Florida posted its highest number of deaths yet from the coronavirus Tuesday. The state's Department of Health reported 132 deaths and 9,194 new positive cases. It followed two days when Florida registered its highest number of new COVID-19 cases. On Sunday, Florida saw 15,300 cases, the most so far by any state. Dr. Lilian Abbo, an infectious disease expert at the University of Miami says, "Miami is now the epicenter of the pandemic. What we were seeing in Wuhan..five months ago, now we are there." Addressing the public this week, she said, "We really need your help."
Elected officials and public health experts say the surge in cases in Florida began in mid-June and was caused by young people gathering at house parties and other locations. In recent days, doctors say the median age of people testing positive for the virus has been going up, a sign they say that young people have now spread the virus to older friends and family members.
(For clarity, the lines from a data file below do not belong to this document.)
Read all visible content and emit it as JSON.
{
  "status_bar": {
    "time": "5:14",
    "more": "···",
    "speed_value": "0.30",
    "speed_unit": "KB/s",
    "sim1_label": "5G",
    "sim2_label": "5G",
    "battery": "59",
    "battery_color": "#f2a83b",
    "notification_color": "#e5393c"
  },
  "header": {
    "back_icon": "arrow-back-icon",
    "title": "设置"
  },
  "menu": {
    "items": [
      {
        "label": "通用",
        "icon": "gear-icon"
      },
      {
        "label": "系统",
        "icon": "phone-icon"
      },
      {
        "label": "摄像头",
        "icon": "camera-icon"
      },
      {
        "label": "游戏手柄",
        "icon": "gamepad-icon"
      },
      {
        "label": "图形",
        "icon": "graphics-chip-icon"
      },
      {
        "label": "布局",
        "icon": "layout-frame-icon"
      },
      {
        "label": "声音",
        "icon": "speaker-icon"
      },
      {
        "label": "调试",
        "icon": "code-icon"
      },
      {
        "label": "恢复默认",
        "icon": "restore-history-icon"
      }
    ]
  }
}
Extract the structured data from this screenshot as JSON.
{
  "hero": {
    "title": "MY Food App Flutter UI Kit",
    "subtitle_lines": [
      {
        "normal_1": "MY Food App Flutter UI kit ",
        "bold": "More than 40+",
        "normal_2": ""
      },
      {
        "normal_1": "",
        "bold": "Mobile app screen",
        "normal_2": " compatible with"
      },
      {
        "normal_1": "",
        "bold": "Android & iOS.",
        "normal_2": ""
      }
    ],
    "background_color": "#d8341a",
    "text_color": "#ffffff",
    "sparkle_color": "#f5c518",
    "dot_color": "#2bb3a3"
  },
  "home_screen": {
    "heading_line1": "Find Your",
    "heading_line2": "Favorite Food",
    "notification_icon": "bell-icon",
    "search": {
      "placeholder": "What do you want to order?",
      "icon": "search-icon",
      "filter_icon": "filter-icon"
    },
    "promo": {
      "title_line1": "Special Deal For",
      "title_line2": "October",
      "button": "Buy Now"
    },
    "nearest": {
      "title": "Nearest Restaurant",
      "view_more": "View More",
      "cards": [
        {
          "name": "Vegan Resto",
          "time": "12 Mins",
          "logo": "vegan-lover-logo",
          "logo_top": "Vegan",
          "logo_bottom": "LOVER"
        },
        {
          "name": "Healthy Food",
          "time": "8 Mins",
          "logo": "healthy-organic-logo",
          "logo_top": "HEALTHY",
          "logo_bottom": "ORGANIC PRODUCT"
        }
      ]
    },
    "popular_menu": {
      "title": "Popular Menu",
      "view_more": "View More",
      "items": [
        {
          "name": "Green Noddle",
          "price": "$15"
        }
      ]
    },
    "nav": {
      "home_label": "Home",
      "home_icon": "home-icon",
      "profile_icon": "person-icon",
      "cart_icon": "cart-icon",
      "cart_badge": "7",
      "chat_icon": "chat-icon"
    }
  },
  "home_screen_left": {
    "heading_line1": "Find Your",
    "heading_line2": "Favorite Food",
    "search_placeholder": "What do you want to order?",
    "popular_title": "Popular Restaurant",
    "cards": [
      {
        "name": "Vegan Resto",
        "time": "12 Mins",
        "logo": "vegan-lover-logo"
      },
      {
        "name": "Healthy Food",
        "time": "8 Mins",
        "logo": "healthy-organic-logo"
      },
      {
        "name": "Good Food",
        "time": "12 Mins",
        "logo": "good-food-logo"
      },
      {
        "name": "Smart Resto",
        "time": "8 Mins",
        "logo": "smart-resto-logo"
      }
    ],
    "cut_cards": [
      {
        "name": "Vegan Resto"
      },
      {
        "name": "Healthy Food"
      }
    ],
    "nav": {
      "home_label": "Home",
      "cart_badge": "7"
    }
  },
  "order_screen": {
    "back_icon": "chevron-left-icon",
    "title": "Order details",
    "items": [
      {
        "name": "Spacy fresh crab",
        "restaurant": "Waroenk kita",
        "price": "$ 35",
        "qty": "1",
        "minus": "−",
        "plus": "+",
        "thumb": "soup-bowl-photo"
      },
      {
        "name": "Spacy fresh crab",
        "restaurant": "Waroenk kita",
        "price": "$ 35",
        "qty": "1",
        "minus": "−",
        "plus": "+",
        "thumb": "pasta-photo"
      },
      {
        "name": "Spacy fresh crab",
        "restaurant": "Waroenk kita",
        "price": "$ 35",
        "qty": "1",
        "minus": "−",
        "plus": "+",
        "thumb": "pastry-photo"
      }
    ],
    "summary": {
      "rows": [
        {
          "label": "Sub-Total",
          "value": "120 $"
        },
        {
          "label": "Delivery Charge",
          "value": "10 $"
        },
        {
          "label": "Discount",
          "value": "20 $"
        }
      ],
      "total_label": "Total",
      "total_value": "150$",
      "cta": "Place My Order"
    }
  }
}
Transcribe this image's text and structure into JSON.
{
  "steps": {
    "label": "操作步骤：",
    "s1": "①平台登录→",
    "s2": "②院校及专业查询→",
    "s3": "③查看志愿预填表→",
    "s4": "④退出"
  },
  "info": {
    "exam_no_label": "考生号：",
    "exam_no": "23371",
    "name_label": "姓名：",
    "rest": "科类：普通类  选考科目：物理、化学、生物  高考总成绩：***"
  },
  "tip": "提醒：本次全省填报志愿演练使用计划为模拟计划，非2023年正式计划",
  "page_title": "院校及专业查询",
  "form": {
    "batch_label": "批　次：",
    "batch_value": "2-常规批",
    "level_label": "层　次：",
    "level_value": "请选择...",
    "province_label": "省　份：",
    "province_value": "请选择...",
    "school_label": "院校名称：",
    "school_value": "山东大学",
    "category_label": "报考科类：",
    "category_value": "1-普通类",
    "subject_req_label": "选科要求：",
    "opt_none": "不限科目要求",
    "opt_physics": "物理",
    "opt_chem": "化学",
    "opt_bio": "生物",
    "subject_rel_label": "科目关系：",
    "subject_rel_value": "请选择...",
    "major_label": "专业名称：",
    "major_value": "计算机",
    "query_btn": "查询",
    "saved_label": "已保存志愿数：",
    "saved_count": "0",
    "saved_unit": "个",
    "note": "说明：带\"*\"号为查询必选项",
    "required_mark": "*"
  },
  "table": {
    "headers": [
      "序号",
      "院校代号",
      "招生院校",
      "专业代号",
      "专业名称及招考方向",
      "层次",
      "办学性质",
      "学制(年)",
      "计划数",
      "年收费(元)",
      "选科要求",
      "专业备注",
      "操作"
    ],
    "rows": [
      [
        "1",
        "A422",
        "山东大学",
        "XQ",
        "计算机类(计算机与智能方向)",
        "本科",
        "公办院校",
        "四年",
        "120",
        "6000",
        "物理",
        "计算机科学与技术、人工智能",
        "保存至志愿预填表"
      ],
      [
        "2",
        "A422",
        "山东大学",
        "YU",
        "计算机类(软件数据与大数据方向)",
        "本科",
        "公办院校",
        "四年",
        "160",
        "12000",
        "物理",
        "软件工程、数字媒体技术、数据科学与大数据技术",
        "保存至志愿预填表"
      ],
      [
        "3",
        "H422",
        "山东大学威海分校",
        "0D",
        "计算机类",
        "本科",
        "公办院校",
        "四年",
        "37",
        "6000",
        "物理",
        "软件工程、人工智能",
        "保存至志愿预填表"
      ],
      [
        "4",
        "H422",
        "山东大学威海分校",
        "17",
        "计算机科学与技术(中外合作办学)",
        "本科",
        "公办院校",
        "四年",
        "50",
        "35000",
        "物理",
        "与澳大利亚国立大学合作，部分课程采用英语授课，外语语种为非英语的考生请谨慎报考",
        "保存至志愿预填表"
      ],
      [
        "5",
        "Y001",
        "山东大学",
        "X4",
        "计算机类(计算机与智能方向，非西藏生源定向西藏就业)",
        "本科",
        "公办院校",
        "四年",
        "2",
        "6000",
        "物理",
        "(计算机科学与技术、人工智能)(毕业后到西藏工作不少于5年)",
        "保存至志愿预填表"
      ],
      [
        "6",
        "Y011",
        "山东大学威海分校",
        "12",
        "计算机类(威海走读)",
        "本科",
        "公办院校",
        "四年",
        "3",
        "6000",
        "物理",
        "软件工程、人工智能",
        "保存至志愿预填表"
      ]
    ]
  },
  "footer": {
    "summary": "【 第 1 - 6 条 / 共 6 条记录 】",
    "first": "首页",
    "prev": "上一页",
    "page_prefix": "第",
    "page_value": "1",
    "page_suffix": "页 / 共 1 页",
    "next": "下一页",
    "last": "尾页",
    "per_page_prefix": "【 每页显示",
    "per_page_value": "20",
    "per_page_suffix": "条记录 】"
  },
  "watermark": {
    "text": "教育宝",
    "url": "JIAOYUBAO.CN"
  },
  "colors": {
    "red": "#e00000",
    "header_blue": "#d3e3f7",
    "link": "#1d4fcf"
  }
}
Abbo joined several other doctors in Miami at a news conference Monday where they appealed to the public to socially distance, wear face coverings, and follow local rules aimed at stopping the spread of the coronavirus. Miami-Dade County recently imposed a curfew and ordered all restaurants closed for indoor dining. County Mayor Carlos Gimenez says he wants to see if those steps are effective before deciding whether to take tougher measures, such as re-imposing a county-wide stay at home order. In the meantime, he says the county is stepping up enforcement. "We close down five or six businesses on a daily basis," he said after inspectors found they were violating coronavirus regulations.
A factor in the surge of positive coronavirus testing is that Florida has greatly increased its testing. On Sunday, Florida's record-setting day, the state recorded nearly 143,000 tests, triple the number conducted a week earlier. On Tuesday, Florida got the results of 67,160 tests with a positivity rate over 18 percent.
As cases have spiked in Florida, hospitals are seeing more patients with COVID-19. Carlos Migoya, the CEO of Jackson Health says his hospital has cut back on patients admitted for elective procedures as the number of COVID-19 cases has increased. He says his hospital, Miami's largest, still has extra capacity and the ability to add more intensive care beds if needed. "We have the beds," Migoya says. "We need the staff." Florida has sent 100 medical personnel to help at Jackson Memorial. DeSantis says the state is also sending nurses and other personnel to hospitals in the Tampa area and has plans to bring in an additional 2000 nurses from out of state. On MSNBC Tuesday, Migoya said it might be three weeks until cases peak in Miami-Dade County. "And that is a very tough three weeks," he said. Asked about the prospect of schools reopening next month he said Miami's high infection rate made that unlikely. He said, "Positivity rates of 25 to 28% percent are not indicative of us being able to open the schools here in Miami-Dade County."
Copyright 2020 NPR. To see more, visit https://www.npr.org.